■ Directions for this task ■
Could you return every line of the records below that contains the word "Сумма"?

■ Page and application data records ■
§

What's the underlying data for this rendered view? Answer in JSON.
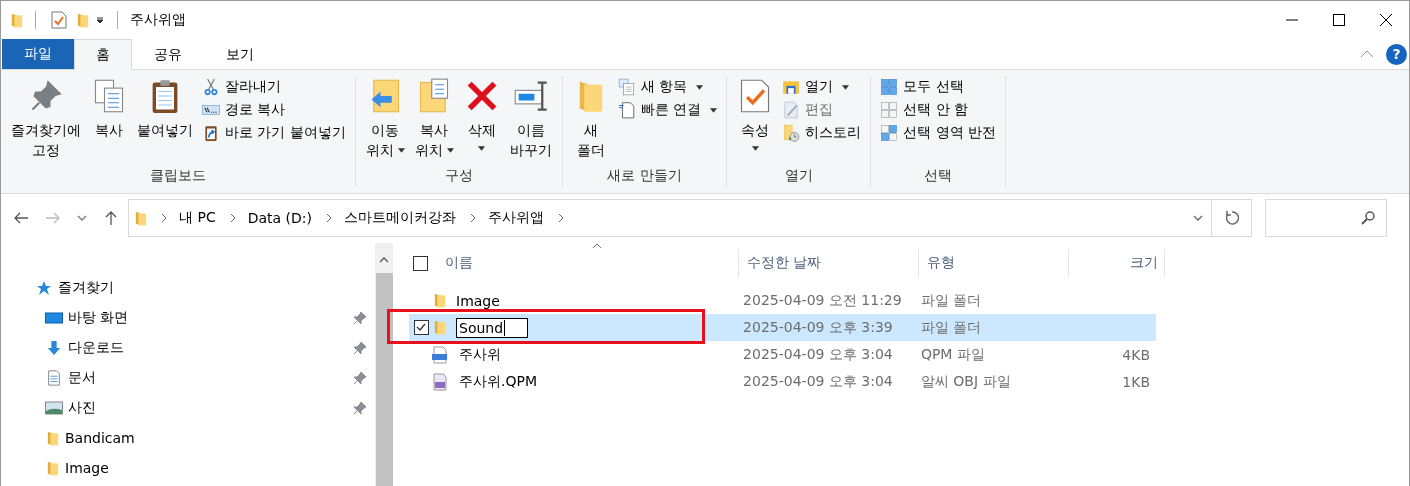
{
  "window": {
    "title": "주사위앱",
    "help": "?"
  },
  "tabs": [
    {
      "label": "파일",
      "kind": "file",
      "selected": false
    },
    {
      "label": "홈",
      "kind": "tab",
      "selected": true
    },
    {
      "label": "공유",
      "kind": "tab",
      "selected": false
    },
    {
      "label": "보기",
      "kind": "tab",
      "selected": false
    }
  ],
  "ribbon": [
    {
      "label": "클립보드",
      "large": [
        {
          "lines": [
            "즐겨찾기에",
            "고정"
          ],
          "dropdown": false
        },
        {
          "lines": [
            "복사"
          ],
          "dropdown": false
        },
        {
          "lines": [
            "붙여넣기"
          ],
          "dropdown": false
        }
      ],
      "small": [
        {
          "label": "잘라내기",
          "dropdown": false,
          "disabled": false
        },
        {
          "label": "경로 복사",
          "dropdown": false,
          "disabled": false
        },
        {
          "label": "바로 가기 붙여넣기",
          "dropdown": false,
          "disabled": false
        }
      ]
    },
    {
      "label": "구성",
      "large": [
        {
          "lines": [
            "이동",
            "위치"
          ],
          "dropdown": true
        },
        {
          "lines": [
            "복사",
            "위치"
          ],
          "dropdown": true
        },
        {
          "lines": [
            "삭제"
          ],
          "dropdown": true
        },
        {
          "lines": [
            "이름",
            "바꾸기"
          ],
          "dropdown": false
        }
      ]
    },
    {
      "label": "새로 만들기",
      "large": [
        {
          "lines": [
            "새",
            "폴더"
          ],
          "dropdown": false
        }
      ],
      "small": [
        {
          "label": "새 항목",
          "dropdown": true,
          "disabled": false
        },
        {
          "label": "빠른 연결",
          "dropdown": true,
          "disabled": false
        }
      ]
    },
    {
      "label": "열기",
      "large": [
        {
          "lines": [
            "속성"
          ],
          "dropdown": true
        }
      ],
      "small": [
        {
          "label": "열기",
          "dropdown": true,
          "disabled": false
        },
        {
          "label": "편집",
          "dropdown": false,
          "disabled": true
        },
        {
          "label": "히스토리",
          "dropdown": false,
          "disabled": false
        }
      ]
    },
    {
      "label": "선택",
      "small": [
        {
          "label": "모두 선택",
          "dropdown": false,
          "disabled": false
        },
        {
          "label": "선택 안 함",
          "dropdown": false,
          "disabled": false
        },
        {
          "label": "선택 영역 반전",
          "dropdown": false,
          "disabled": false
        }
      ]
    }
  ],
  "address": {
    "path": [
      "내 PC",
      "Data (D:)",
      "스마트메이커강좌",
      "주사위앱"
    ]
  },
  "navigation": [
    {
      "label": "즐겨찾기",
      "children": [
        {
          "label": "바탕 화면",
          "pinned": true
        },
        {
          "label": "다운로드",
          "pinned": true
        },
        {
          "label": "문서",
          "pinned": true
        },
        {
          "label": "사진",
          "pinned": true
        },
        {
          "label": "Bandicam",
          "pinned": false
        },
        {
          "label": "Image",
          "pinned": false
        }
      ]
    }
  ],
  "file_list": {
    "select_all_checked": false,
    "columns": [
      {
        "label": "이름",
        "sorted": true
      },
      {
        "label": "수정한 날짜",
        "sorted": false
      },
      {
        "label": "유형",
        "sorted": false
      },
      {
        "label": "크기",
        "sorted": false
      }
    ],
    "rows": [
      {
        "kind": "folder",
        "name": "Image",
        "date": "2025-04-09 오전 11:29",
        "type": "파일 폴더",
        "selected": false,
        "checked": false,
        "renaming": false
      },
      {
        "kind": "folder",
        "name": "Sound",
        "date": "2025-04-09 오후 3:39",
        "type": "파일 폴더",
        "selected": true,
        "checked": true,
        "renaming": true
      },
      {
        "kind": "qpm",
        "name": "주사위",
        "date": "2025-04-09 오후 3:04",
        "type": "QPM 파일",
        "size": "4KB",
        "selected": false,
        "checked": false,
        "renaming": false
      },
      {
        "kind": "obj",
        "name": "주사위.QPM",
        "date": "2025-04-09 오후 3:04",
        "type": "알씨 OBJ 파일",
        "size": "1KB",
        "selected": false,
        "checked": false,
        "renaming": false
      }
    ]
  }
}
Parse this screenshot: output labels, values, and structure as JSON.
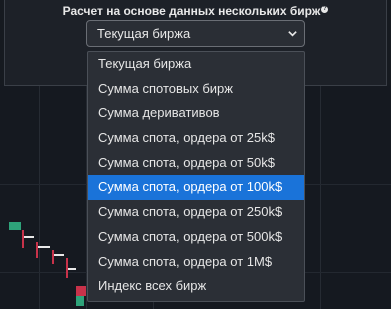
{
  "panel": {
    "title": "Расчет на основе данных нескольких бирж",
    "help_icon": "?"
  },
  "select": {
    "value": "Текущая биржа"
  },
  "dropdown": {
    "selected_index": 5,
    "options": [
      "Текущая биржа",
      "Сумма спотовых бирж",
      "Сумма деривативов",
      "Сумма спота, ордера от 25k$",
      "Сумма спота, ордера от 50k$",
      "Сумма спота, ордера от 100k$",
      "Сумма спота, ордера от 250k$",
      "Сумма спота, ордера от 500k$",
      "Сумма спота, ордера от 1M$",
      "Индекс всех бирж"
    ]
  },
  "colors": {
    "selected_option": "#1a73d9",
    "candle_up": "#2ea37a",
    "candle_down": "#c8324a"
  }
}
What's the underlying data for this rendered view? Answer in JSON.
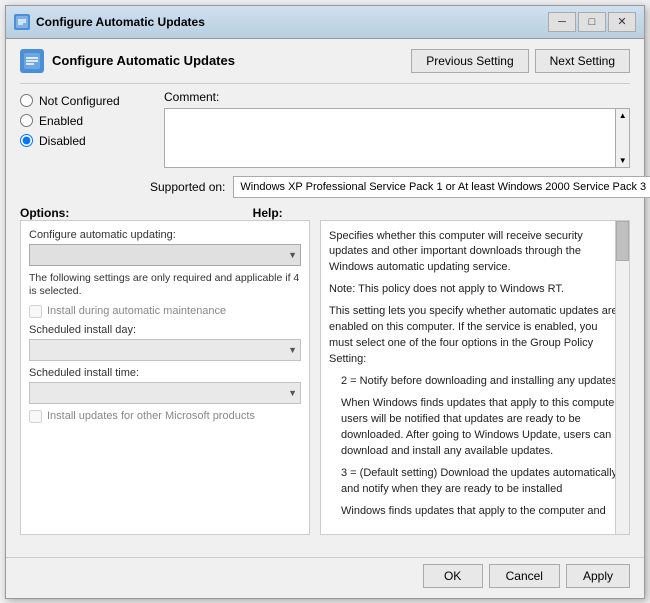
{
  "window": {
    "title": "Configure Automatic Updates",
    "icon": "⚙"
  },
  "title_controls": {
    "minimize": "─",
    "maximize": "□",
    "close": "✕"
  },
  "header": {
    "title": "Configure Automatic Updates",
    "previous_button": "Previous Setting",
    "next_button": "Next Setting"
  },
  "config": {
    "comment_label": "Comment:",
    "supported_label": "Supported on:",
    "supported_value": "Windows XP Professional Service Pack 1 or At least Windows 2000 Service Pack 3",
    "radio_options": [
      {
        "id": "not-configured",
        "label": "Not Configured",
        "checked": false
      },
      {
        "id": "enabled",
        "label": "Enabled",
        "checked": false
      },
      {
        "id": "disabled",
        "label": "Disabled",
        "checked": true
      }
    ]
  },
  "options": {
    "title": "Options:",
    "configure_label": "Configure automatic updating:",
    "dropdown_placeholder": "",
    "note": "The following settings are only required and applicable if 4 is selected.",
    "install_maintenance_label": "Install during automatic maintenance",
    "scheduled_day_label": "Scheduled install day:",
    "scheduled_time_label": "Scheduled install time:",
    "other_products_label": "Install updates for other Microsoft products"
  },
  "help": {
    "title": "Help:",
    "paragraphs": [
      "Specifies whether this computer will receive security updates and other important downloads through the Windows automatic updating service.",
      "Note: This policy does not apply to Windows RT.",
      "This setting lets you specify whether automatic updates are enabled on this computer. If the service is enabled, you must select one of the four options in the Group Policy Setting:",
      "2 = Notify before downloading and installing any updates.",
      "When Windows finds updates that apply to this computer, users will be notified that updates are ready to be downloaded. After going to Windows Update, users can download and install any available updates.",
      "3 = (Default setting) Download the updates automatically and notify when they are ready to be installed",
      "Windows finds updates that apply to the computer and"
    ]
  },
  "footer": {
    "ok_label": "OK",
    "cancel_label": "Cancel",
    "apply_label": "Apply"
  }
}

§

■ Reply ■
      "Сумма спотовых бирж",
      "Сумма деривативов",
      "Сумма спота, ордера от 25k$",
      "Сумма спота, ордера от 50k$",
      "Сумма спота, ордера от 100k$",
      "Сумма спота, ордера от 250k$",
      "Сумма спота, ордера от 500k$",
      "Сумма спота, ордера от 1M$",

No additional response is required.